Can You Hear Me Now?

Houdini Headline

June 18, 1927
Los Angeles

Hamid BeyEgyptian mystic Hamid Bey claims to have received a message from deceased illusionist Harry Houdini – but Hardeen, Houdini’s surviving brother, doesn’t believe that Bey’s claim is any more genuine than many others made since the magician’s death last Halloween.

Hardeen would love to hear from his brother Harry, and has offered $10,000 ($119,510.92 USD 2007) to anyone who can name only one or two words of a secret code which he devised with Houdini, and another deceased brother, William. The brothers entered into the pact prior to William’s death last year in order to prove that the dead cannot communicate with the living. They agreed that the code would be the preamble to any communication from beyond the grave. Hardeen said that he and Houdini never heard from William following his death.

Bey has spent most of this year on the vaudeville circuit performing feats such as being buried alive and then revived. Mr. Bey asserts his powers are divine gifts, and he had intended to challenge Houdini’s well documented skepticism of spiritualists. Throughout his life Houdini had scorned spiritualists and had often stated that he could duplicate, by mechanical means, any of the stunts performed by a medium. Unfortunately Houdini died before the two could meet.

Prior to his current stint in vaudeville, Bey spent a few years traveling around the world publicly demonstrating powers had he learned at a Coptic Temple in Egypt. While in Brindisi, Italy, he had a near death experience. He had announced that he was going to induce a state of suspended animation, and allow himself to be buried alive for three days. His plan to fast prior to his entombment was foiled by the residents of Brindisi when they prepared a sumptuous banquet in his honor, and pressed him to eat several large plates of spaghetti.

When he awakened from his trance he was buried and unable to breathe – he then pulled the emergency cord which rang a bell above ground to summon help to his gravesite. Bey later stated that his trance had been disrupted by the spaghetti he had consumed.

Were cosmic forces responsible for interrupting Hamid’s trance, or were a bad case of indigestion and a subconscious desire not to remain buried under six feet of Italian soil the reasons for his premature resurrection?

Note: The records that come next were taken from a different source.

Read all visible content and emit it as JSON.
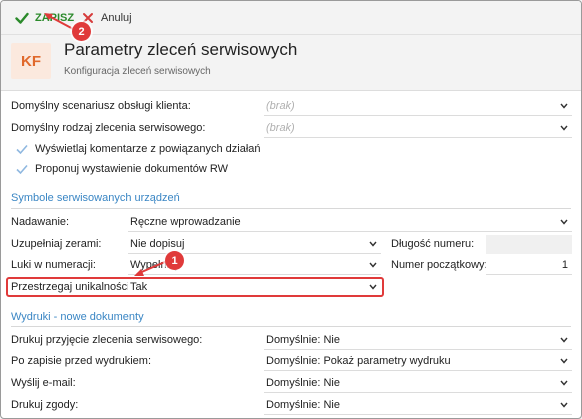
{
  "toolbar": {
    "save_label": "ZAPISZ",
    "cancel_label": "Anuluj"
  },
  "header": {
    "logo_text": "KF",
    "title": "Parametry zleceń serwisowych",
    "subtitle": "Konfiguracja zleceń serwisowych"
  },
  "general": {
    "scenario_label": "Domyślny scenariusz obsługi klienta:",
    "scenario_value": "(brak)",
    "order_type_label": "Domyślny rodzaj zlecenia serwisowego:",
    "order_type_value": "(brak)",
    "comments_label": "Wyświetlaj komentarze z powiązanych działań",
    "rw_label": "Proponuj wystawienie dokumentów RW"
  },
  "symbols": {
    "section_title": "Symbole serwisowanych urządzeń",
    "assign_label": "Nadawanie:",
    "assign_value": "Ręczne wprowadzanie",
    "zeros_label": "Uzupełniaj zerami:",
    "zeros_value": "Nie dopisuj",
    "length_label": "Długość numeru:",
    "length_value": "",
    "gaps_label": "Luki w numeracji:",
    "gaps_value": "Wypełniaj",
    "start_label": "Numer początkowy:",
    "start_value": "1",
    "unique_label": "Przestrzegaj unikalności:",
    "unique_value": "Tak"
  },
  "printouts": {
    "section_title": "Wydruki - nowe dokumenty",
    "receipt_label": "Drukuj przyjęcie zlecenia serwisowego:",
    "receipt_value": "Domyślnie: Nie",
    "after_save_label": "Po zapisie przed wydrukiem:",
    "after_save_value": "Domyślnie: Pokaż parametry wydruku",
    "email_label": "Wyślij e-mail:",
    "email_value": "Domyślnie: Nie",
    "consent_label": "Drukuj zgody:",
    "consent_value": "Domyślnie: Nie"
  },
  "callouts": {
    "step1": "1",
    "step2": "2"
  },
  "colors": {
    "save_green": "#2b8a2b",
    "cancel_red": "#d63b3b",
    "accent_blue": "#3a86c4",
    "logo_orange": "#e0692c",
    "callout_red": "#e03a3a"
  }
}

It is a shame that fate intervened and denied us the outcome of a confrontation between Hamid Bey and Harry Houdini.

Houdini’s wife Bess held a séance on Halloween every year through 1936 when she declared that “ten years is long enough to wait for any man.” No authentic message from Houdini has ever been received.

Houdini’s Widow to Receive Settlement

June 13, 1927
New York

houdiniFamed illusionist Harry Houdini died October 31, 1926, but until today, his widow, Bess, didn’t know whether she’d see any of the insurance money.  After months of investigation, the New York Life Insurance Company decided to accept the claim that Houdini died as the result of a blow struck by J. Gordon Whitehead, a McGill University student.  Bess Houdini would receive a settlement of $25,000 ($296,962 USD 2007).

Of course, New York Life had good reason to be confused.  Even today, Houdini’s death is surrounded by uncertainty.  Some accounts say that Whitehead challenged Houdini to take the punch fair and square, while others claim that he and his buddies lambasted the illusionist while he reclined on a sofa.  According to some, the blow to the abdomen could have ruptured Houdini’s appendix, while others today say that this would only have aggravated a pre-existing condition.  Still others speculate that he was actually poisoned by the angry Spiritualists he’d discredited.  As recently as March of this year, Harry’s descendents were seeking to have the body exhumed, while Bess’s sought to block it, claiming that the whole thing reeked of a book promotion stunt.

What’s a humble claims adjuster to do?